■ Dataset records:
= = =

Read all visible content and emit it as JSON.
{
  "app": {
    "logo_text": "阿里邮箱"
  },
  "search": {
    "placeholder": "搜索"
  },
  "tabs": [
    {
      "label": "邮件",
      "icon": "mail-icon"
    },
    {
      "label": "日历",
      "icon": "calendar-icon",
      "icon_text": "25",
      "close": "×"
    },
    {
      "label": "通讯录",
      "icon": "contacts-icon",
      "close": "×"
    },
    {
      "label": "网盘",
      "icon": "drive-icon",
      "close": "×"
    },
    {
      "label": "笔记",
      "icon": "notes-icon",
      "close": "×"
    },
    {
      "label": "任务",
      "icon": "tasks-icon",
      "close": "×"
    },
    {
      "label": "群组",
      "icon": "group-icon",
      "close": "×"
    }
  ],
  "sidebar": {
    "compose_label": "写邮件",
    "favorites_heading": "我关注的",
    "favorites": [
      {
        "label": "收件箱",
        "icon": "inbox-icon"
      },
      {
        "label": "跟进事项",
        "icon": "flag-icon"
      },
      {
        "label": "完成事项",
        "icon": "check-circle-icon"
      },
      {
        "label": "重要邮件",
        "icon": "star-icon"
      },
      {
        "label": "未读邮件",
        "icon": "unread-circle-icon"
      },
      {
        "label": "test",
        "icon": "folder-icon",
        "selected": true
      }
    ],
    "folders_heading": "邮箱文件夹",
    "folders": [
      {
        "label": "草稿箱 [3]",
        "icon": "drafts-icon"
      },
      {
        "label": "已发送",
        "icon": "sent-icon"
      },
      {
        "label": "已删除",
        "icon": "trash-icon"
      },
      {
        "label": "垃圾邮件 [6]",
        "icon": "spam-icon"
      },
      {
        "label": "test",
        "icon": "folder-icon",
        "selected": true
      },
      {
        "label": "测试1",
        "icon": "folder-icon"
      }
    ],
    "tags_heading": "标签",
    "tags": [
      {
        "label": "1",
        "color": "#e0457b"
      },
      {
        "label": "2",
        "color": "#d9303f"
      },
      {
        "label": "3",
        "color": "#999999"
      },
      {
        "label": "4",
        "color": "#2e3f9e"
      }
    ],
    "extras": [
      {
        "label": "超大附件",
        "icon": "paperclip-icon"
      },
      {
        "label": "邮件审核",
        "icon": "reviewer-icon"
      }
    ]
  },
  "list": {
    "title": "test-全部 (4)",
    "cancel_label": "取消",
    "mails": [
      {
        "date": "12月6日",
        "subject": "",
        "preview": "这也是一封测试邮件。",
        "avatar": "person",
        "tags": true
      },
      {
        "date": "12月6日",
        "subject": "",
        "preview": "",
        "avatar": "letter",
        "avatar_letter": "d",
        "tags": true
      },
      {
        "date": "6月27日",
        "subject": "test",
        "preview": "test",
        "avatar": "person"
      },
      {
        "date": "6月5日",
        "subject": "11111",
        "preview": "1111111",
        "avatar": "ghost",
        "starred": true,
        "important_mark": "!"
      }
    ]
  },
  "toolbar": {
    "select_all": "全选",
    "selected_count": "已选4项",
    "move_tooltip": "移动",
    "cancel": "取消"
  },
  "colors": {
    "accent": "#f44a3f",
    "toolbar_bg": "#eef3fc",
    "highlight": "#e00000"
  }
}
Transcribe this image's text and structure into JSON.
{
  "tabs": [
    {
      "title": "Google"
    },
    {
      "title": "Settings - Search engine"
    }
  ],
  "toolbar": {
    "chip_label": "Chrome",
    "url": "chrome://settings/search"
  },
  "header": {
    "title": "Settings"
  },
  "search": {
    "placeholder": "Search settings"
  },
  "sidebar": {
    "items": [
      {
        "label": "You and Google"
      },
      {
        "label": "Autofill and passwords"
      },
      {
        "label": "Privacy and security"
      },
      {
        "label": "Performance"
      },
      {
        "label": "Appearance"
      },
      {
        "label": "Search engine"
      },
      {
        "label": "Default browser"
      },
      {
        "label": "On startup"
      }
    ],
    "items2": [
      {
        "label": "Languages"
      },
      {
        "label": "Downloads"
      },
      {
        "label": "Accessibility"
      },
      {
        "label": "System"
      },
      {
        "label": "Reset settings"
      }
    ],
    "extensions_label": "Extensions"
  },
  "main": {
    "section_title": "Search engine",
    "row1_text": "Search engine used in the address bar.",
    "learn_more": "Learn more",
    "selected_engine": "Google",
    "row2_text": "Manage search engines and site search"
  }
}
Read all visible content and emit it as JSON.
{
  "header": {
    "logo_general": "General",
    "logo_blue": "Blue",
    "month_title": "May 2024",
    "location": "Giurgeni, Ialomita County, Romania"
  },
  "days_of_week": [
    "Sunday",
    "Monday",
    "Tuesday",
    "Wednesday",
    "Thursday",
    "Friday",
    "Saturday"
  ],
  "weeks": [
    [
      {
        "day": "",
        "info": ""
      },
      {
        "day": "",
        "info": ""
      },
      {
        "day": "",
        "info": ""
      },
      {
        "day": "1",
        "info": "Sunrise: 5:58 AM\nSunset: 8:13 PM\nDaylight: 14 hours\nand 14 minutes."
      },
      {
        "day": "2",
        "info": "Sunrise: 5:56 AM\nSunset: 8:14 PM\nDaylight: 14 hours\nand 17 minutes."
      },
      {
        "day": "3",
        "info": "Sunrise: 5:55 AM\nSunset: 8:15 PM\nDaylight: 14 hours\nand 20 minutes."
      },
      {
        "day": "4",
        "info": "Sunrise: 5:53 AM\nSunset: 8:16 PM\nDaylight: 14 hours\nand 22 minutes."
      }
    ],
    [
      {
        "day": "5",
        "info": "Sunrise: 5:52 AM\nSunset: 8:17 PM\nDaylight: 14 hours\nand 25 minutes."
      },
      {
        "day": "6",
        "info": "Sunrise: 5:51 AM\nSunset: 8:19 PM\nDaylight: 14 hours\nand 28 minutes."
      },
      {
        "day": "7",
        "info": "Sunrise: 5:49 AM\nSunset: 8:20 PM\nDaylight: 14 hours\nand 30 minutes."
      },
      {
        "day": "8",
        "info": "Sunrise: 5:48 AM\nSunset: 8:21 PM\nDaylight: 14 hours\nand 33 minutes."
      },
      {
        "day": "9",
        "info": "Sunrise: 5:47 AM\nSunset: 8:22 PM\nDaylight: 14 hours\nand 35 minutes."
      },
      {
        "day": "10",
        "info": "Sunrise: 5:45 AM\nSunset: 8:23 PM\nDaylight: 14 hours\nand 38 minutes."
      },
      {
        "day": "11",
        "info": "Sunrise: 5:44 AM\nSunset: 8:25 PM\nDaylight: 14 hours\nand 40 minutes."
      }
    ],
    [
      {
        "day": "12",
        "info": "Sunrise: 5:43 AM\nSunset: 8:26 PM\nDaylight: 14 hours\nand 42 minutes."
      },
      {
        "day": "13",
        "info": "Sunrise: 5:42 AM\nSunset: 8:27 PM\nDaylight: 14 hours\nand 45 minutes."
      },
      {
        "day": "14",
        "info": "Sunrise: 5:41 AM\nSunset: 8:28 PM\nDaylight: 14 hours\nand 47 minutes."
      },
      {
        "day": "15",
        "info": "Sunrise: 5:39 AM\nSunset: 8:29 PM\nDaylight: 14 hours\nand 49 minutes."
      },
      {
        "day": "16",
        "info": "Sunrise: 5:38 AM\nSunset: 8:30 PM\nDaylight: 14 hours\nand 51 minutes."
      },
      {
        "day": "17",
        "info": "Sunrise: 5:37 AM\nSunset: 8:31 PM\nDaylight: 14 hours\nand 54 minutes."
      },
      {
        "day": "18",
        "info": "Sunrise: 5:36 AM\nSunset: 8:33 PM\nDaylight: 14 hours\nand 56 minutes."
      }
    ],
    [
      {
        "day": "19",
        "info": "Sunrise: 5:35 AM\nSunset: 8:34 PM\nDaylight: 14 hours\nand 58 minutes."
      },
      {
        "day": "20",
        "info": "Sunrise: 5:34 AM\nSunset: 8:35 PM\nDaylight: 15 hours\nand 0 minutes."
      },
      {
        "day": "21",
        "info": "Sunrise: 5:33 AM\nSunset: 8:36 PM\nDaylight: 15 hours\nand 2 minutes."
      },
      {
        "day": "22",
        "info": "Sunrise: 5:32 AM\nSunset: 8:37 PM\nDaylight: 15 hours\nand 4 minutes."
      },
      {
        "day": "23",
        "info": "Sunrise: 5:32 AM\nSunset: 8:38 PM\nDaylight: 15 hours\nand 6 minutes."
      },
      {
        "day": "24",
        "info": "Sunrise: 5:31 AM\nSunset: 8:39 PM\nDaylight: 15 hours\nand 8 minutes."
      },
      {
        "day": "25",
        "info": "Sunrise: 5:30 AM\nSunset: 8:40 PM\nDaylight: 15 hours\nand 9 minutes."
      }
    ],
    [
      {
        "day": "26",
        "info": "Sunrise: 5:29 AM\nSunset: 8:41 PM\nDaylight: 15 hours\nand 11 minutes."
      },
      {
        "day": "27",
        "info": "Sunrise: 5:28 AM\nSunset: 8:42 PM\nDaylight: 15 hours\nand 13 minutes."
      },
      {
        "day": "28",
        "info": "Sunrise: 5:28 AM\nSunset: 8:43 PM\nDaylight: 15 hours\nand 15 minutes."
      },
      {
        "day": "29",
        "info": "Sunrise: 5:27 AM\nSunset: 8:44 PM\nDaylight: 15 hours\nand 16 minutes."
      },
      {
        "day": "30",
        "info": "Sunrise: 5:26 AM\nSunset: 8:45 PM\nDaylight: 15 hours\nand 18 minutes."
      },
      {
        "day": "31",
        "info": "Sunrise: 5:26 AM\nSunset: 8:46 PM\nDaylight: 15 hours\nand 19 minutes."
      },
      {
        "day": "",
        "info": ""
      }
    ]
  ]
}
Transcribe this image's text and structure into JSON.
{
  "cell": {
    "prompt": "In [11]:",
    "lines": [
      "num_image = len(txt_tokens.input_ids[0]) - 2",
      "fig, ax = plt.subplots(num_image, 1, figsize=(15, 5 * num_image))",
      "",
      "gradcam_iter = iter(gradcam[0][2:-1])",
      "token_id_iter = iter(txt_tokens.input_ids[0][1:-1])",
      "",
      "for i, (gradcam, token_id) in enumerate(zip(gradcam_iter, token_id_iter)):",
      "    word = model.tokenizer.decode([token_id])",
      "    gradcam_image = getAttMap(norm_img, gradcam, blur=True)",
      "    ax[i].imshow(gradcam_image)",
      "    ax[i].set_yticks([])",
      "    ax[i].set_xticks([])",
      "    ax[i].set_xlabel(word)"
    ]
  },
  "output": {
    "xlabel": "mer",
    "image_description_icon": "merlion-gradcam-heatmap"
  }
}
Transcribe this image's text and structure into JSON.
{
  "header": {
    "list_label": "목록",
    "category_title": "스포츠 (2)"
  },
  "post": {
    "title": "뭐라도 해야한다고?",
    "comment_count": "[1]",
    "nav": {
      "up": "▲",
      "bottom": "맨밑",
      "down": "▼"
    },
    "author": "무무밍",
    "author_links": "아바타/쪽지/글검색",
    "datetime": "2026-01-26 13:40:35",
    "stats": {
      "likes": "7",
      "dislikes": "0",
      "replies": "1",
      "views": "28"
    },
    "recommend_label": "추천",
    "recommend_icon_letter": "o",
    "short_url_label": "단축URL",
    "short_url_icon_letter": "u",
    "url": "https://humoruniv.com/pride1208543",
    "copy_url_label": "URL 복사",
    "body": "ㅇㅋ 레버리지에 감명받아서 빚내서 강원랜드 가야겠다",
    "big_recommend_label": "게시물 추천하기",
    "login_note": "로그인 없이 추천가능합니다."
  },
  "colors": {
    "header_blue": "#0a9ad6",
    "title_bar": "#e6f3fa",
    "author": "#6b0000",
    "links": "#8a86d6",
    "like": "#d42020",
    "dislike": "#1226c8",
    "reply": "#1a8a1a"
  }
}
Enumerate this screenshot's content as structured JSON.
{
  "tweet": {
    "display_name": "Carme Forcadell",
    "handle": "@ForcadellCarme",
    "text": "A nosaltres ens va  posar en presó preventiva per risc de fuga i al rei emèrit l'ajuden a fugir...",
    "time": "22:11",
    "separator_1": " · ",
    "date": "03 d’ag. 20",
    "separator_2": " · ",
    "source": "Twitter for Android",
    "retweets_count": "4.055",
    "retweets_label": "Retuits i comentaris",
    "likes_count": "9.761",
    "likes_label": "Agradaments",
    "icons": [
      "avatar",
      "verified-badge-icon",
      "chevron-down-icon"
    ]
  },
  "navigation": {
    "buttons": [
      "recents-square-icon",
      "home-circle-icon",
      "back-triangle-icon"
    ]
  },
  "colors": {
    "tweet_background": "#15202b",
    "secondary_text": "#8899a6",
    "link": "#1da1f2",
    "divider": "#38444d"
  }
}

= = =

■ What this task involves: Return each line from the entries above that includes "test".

■ Solution:
        "label": "test",
        "label": "test",
    "title": "test-全部 (4)",
        "subject": "test",
        "preview": "test",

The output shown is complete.